The process by which a deceased person’s property goes to the state if no heir can be found.
Money or a written instrument such as a deed that, by agreement between two parties, is held by a neutral third party (held in escrow) until all conditions of the agreement are met.
An estate consists of personal property (car, household items, and other tangible items), real property and intangible property, such as stock certificates and bank accounts, owned in the individual name of a person at the time of the person’s death. It does not include life insurance proceeds unless the estate was made the beneficiary) or other assets that pass outside the estate (like a joint tenancy asset.)
Estate tax
Generally, a tax on the privilege of transferring property to others after a person’s death. In addition to federal estate taxes, many states have their own estate taxes.

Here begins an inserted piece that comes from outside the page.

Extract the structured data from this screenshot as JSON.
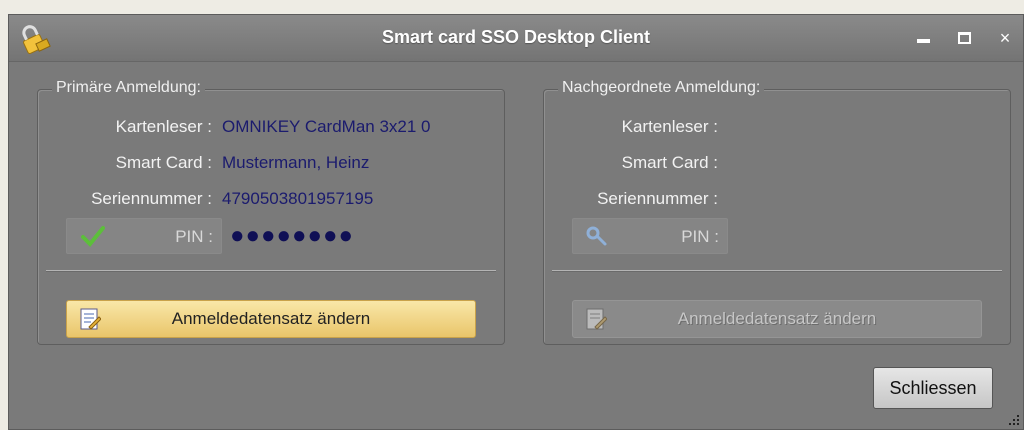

A person’s own act, or acceptance of facts, which preclude his or her later making claims to the contrary.
Civil aspect of a bond forfeiture.
Et al
All others.
Testimony or exhibits received by the court at any stage of court proceedings.
Evidence sheet
A list of all the items entered as evidence in a trial or hearing.
Ex parte
On behalf of only one party, without notice to any other party. For example, a request for a search warrant is an ex parte proceeding, since the person subject to the search is not notified of the proceeding and is not present at the hearing.
Ex parte proceeding
The legal procedure in which only one side is represented. It differs from the adversary system or adversary proceeding.
Ex post facto
After the fact. The Constitution prohibits the enactment of ex post facto laws. These are laws that permit conviction and punishment for a lawful act performed before the law was changed and the act made illegal.
Declarations by either side in a civil or criminal case reserving the right to appeal a judge’s ruling upon a motion. Also, in regulatory cases, objections by either side to points made by the other side or to rulings by the agency or one of its hearing officers.
Exclusionary rule
The rule preventing illegally obtained evidence to be used in any trial.
To complete the legal requirements (such as signing before witnesses) that make a will valid. Also, to execute a judgment or decree means to put the final judgment of the court into effect.
A personal representative, named in a will, who administers an estate.
Exempt Employee

Employees with exempt status are exempt from the protections of the wage and hour laws of their state, or of the Federal government (Fair Labor Standards Act). Examples of exempt employees under Federal law are "executives," "professionals" and full-time students, as defined under the Fair Labor Standards Act. Exempt employees must always be paid on a salary basis, not subject to reduction based on the quality or quantity of work performed.

Exempt property
In bankruptcy proceedings, this refers to certain property protection by law from the reach of creditors.
Any paper or object offered in court that is marked for identification or evidence.
Removal of a charge, responsibility or duty.
Official and formal erasure of a record or partial contents of a record.
Extenuating circumstances
Circumstances which render a crime less aggravated, heinous, or reprehensible than it would otherwise be.
Surrender by one state to another of a person accused or convicted of an offense outside its own territory and within territorial jurisdiction of the other, with the other state which is competent to try him/her, demanding his/her surrender.